Theology to Humanism: Aphra Behn's
The Young King; or, The Mistake

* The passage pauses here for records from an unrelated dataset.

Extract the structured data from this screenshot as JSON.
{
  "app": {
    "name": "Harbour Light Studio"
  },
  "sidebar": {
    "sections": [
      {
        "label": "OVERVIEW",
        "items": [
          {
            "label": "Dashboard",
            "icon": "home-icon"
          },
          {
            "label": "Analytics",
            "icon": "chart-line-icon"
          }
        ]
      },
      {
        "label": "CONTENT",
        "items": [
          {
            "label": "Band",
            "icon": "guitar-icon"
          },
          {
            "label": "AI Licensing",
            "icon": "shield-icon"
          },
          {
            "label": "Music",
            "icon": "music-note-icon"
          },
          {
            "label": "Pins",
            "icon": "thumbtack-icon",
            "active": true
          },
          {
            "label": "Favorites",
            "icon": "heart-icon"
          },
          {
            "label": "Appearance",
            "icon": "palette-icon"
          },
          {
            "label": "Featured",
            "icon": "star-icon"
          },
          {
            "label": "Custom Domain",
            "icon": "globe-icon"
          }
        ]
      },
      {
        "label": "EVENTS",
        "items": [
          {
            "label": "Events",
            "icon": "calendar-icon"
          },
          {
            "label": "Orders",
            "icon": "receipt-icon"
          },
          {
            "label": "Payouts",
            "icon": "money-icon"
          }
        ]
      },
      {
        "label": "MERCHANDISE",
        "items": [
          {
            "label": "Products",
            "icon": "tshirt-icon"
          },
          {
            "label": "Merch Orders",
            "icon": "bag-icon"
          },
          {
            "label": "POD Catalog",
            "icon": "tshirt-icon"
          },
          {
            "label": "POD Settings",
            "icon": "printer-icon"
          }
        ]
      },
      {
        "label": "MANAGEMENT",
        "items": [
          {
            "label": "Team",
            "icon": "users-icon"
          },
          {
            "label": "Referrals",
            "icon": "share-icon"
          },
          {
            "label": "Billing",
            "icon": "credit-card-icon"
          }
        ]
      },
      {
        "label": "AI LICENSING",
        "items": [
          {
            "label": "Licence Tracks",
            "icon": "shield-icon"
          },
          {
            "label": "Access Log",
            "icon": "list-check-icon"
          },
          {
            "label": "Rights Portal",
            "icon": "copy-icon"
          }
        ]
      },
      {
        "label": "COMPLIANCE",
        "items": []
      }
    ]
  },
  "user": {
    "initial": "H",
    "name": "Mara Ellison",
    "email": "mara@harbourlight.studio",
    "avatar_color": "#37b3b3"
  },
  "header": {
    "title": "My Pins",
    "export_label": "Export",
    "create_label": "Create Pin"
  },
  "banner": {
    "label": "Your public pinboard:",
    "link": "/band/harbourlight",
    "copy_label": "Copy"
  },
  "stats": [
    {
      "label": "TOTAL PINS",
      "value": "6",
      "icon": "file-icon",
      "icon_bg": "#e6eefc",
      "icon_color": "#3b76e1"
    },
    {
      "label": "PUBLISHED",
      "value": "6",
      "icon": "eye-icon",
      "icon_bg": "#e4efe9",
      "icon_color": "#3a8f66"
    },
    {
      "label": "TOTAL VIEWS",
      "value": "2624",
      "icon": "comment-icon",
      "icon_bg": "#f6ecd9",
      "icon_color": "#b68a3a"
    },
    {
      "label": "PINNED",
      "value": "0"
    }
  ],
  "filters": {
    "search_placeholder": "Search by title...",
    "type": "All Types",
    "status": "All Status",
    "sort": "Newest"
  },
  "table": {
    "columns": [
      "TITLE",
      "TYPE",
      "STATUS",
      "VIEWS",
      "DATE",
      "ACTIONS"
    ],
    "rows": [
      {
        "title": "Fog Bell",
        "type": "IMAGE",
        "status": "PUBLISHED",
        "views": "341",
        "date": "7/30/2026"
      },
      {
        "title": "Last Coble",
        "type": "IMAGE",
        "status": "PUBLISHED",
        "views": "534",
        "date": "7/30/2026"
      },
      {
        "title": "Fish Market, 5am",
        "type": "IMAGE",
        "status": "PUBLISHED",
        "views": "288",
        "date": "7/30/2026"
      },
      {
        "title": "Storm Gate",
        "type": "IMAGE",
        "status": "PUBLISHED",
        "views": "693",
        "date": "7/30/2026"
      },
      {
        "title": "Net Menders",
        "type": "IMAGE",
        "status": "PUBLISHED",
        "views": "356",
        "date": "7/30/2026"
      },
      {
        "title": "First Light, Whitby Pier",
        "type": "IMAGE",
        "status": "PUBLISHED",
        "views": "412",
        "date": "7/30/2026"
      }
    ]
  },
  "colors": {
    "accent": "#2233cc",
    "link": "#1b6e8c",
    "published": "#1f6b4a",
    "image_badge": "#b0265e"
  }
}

AS DISCUSSED IN THE INTRODUCTION, WHEN THE THEATERS REopened and throughout the early 1660s Restoration playwrights translated Spanish literary pieces, and soon “there were … numerous translations of Spanish works circulating in England.”1 Not only King Charles, “of a large intelligent capacity” (L, 30), but also Queen Catherine showed enthusiasm for Spanish literature, especially for contemporary drama. This probably explains the reason for the theaters' flourishing in spite of hardship, political unrest, internal revolts, wars in foreign lands, and religious rivalries. It must be acknowledged that Charles II was an able monarch who cleverly mediated toleration during a difficult period. The king with the lord chancellor can be credited for achieving a successful renewal of the monarchical-parliamentary state because they “gave peace to the land, stayed the furies of revenge, and made it to the interest of all parties to live as loyal subjects of the restored monarchy.”2 The problems caused by the return of the exiles demanding their lost possessions and the power acquired by the new owners had to be solved. Furthermore, from 1665 to 1667 the first pointless and wasteful Dutch War was fought. In 1665 the Great Plague diminished the population, and in 1666 London was almost destroyed by the Great Fire.
As early as 1663, the king “suggested to sir Samuel Tuke the Spanish drama for which was fashioned Adventures of Five Hours.”3Los empeños de seis horas (The Itch of Six Hours) was at first thought to be Calderón's, and later it was believed to be Antonio Coello y Ochoa's—but the actual author is unknown. Notwithstanding, Tuke's Adventures of Five Hours was well received and marked the beginning of successful Spanish-type comedies. Tuke kept the English tradition of five acts and “broke up